By Chris Joseph
By Michael E. Miller
By Kyle Swenson
By David Villano
By Kyle Swenson
By John Thomason
By Michele Eve
"George and Martha. Sad, sad, sad." For lovers of the Woolf, those six little words will induce Pavlovian joy. Such a cruel play. Such total destruction. Such delight.
Even though Edward Albee's Who's Afraid of Virginia Woolf opened just last week at Palm Beach Dramaworks, overheard weeks ago at another play's opening night was: "Who's Afraid of Virginia Woolf is my favorite play. I can't wait." The mere reference brings the theater crowd a'scampering.
As a caveat to discussing Dramaworks' production, though, we should first acknowledge that you and I and everyone we know were reared on the 1966 film version, more of an American institution, really, than just a film.
As you head to the theater, you can't help but hear in your head the voices of Elizabeth Taylor and Richard Burton not to mention George Segal and Sandy Dennis and salivate over movie memories of a soused Liz waving a chicken leg around while doing her Bette Davis impression, chanting, "What a dump!"

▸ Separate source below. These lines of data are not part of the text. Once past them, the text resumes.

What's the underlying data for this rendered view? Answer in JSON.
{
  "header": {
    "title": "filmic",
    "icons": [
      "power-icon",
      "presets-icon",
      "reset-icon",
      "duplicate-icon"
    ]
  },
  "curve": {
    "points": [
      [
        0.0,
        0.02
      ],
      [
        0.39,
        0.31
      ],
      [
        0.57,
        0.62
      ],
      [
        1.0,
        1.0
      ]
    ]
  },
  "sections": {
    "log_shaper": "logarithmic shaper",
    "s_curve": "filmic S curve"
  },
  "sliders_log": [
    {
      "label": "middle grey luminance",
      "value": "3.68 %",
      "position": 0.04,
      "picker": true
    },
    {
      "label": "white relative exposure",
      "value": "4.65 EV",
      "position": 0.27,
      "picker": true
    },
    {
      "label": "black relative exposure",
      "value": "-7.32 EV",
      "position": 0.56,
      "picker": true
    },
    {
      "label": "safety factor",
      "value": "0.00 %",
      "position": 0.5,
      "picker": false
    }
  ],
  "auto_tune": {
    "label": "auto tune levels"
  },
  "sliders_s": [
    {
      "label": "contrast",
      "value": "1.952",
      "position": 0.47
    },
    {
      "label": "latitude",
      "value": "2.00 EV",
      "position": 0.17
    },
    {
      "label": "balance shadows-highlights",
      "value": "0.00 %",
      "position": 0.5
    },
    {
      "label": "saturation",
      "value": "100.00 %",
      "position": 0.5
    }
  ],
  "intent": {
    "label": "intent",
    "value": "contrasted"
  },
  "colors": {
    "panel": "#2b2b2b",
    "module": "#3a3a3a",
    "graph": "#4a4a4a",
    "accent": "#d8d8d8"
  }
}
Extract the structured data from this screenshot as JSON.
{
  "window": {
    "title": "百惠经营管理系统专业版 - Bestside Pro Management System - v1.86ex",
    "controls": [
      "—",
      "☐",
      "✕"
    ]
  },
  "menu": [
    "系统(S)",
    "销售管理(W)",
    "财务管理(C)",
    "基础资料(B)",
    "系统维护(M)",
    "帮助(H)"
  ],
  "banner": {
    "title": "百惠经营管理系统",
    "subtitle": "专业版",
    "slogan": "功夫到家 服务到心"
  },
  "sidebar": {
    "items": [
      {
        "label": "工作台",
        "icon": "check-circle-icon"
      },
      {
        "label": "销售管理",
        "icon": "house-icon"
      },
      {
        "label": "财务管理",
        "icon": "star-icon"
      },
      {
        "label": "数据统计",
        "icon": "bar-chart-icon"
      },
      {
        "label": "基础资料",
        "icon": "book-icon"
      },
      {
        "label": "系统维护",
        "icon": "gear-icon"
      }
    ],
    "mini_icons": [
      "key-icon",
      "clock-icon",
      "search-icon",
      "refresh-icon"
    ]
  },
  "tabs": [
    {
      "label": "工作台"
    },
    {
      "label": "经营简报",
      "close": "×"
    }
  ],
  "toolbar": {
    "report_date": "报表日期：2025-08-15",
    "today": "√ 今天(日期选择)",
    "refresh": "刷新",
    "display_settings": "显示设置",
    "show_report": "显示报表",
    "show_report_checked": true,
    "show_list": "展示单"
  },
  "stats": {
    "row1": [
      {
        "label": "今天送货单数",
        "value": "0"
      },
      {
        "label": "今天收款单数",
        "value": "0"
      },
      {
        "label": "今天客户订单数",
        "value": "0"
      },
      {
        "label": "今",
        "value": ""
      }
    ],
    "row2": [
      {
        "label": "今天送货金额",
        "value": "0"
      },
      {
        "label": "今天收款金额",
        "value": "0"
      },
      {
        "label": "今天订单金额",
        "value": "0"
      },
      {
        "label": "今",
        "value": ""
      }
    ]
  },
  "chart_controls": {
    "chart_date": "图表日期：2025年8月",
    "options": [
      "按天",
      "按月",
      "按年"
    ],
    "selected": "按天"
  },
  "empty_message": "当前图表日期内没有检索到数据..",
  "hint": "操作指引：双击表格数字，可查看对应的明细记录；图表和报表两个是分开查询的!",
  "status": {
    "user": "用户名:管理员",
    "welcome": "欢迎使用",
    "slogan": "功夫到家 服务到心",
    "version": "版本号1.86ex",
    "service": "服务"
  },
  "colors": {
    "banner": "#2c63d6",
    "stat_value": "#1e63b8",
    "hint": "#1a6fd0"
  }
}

It was October 13, 1962, though, at the Billy Rose Theatre in New York City that contact was initiated between an unsuspecting world and, in Woolf's scripted stage notes, "The living room of a house on the campus of a small New England college."
Then comes the first cue: "Set in darkness. Crash against front door. Martha's laughter heard. Front door opens, lights are switched on. Martha enters, followed by George."
Abandon all hope, ye who enter here. Because, here they come.
George (Gordon McConnell) and Martha (Lisa Morgan), sad, sad, sad. The jaded middle-aged history professor and his jaded wife have arrived home at 2 a.m. from the college's faculty party, along with an entire post-war set of hatreds, conspiracies, and abuses of themselves and each other. Did I mention that inordinate amounts of booze are involved?
They're tipsy. George wants to sleep off the faculty party, but Martha's primed for something more wicked: to entertain, as only Martha can, the college's new kids, young hunk biology professor Nick (Clive Cholerton) and his sweetly delicate wife, Honey (Margery Lowe).
That's the setup, and to describe the Olympic Games of Dysfunction that happen next in the resulting three-and-a-half-hour marathon would be as patronizing as to give you a scene-by-scene description of Hamlet (oh, and then Hamlet kills Polonius, and then he gives this crazy soliloquy that you've just got to hear...).
Despite the recent Broadway revival that brought Kathleen Turner to the stage in what was trumpeted as a spectacular turn, it's somewhat curious that there aren't moreproductions of the play. But watching Morgan and McConnell's work suggested the reason for the scarcity. If you can't create a production that outdoes, or at least equals, the performances in the film, then why bother?
The ultimate question in post-play polling of how you feel about what you saw at Dramaworks is: Does your anticipation warrant satisfaction? Should they have bothered?
Absolutely. Morgan and McConnell make the play their own baby, so to speak, in the ebb and flow of battles that, at crucial moments, make your breathing stop and carry you along toward the complete meltdown at the end. There's a reason Morgan won this year's Carbonell Best Actress Award for Frozen at GableStage and that last week New Times named McConnell Best Actor of 2006 for his Mosaic Theatre performance in Match.
As the young kids, although Cholerton is a little stiff at first (yes, of course, so is his character), and Lowe's initial channeling of Sandy Dennis feels wrong, the pair grow on you. Through William Hayes' tight direction, they brightly connect with the stars with whom they have the fortune to share the stage for the next month.
There's something I didn't realize before about Woolf until seeing Dramaworks' production. It's the story of Aeneas and Dido. Aeneas arrives in Dido's kingdom of Carthage (in the play, the college town is called New Carthage). The gods have them fall in love and force Aeneas to abandon Dido. She destroys herself, and their fated passion and violence plant the seed for the future Punic Wars.
It's the epic stuff of mythical tales told and retold, and Woolf is its own American epic, with its tales all played out in the small-town parlor, to be repeated over and over, just as Martha, near the end, laments, "We both cry all the time, and then, what do we do, we cry, and we take our tears and we put 'em in the ice box, in the goddamn ice trays until they're all frozen, and then we put them in our drinks."
After Morgan and McConnell get done recycling their tears, this is what the audience has to say as it empties into the street: "They look exhausted." It's not only a brilliant and worthy comment but a genuine compliment to the actors' work (all four of them) and the shared experience that has just torn all of us apart.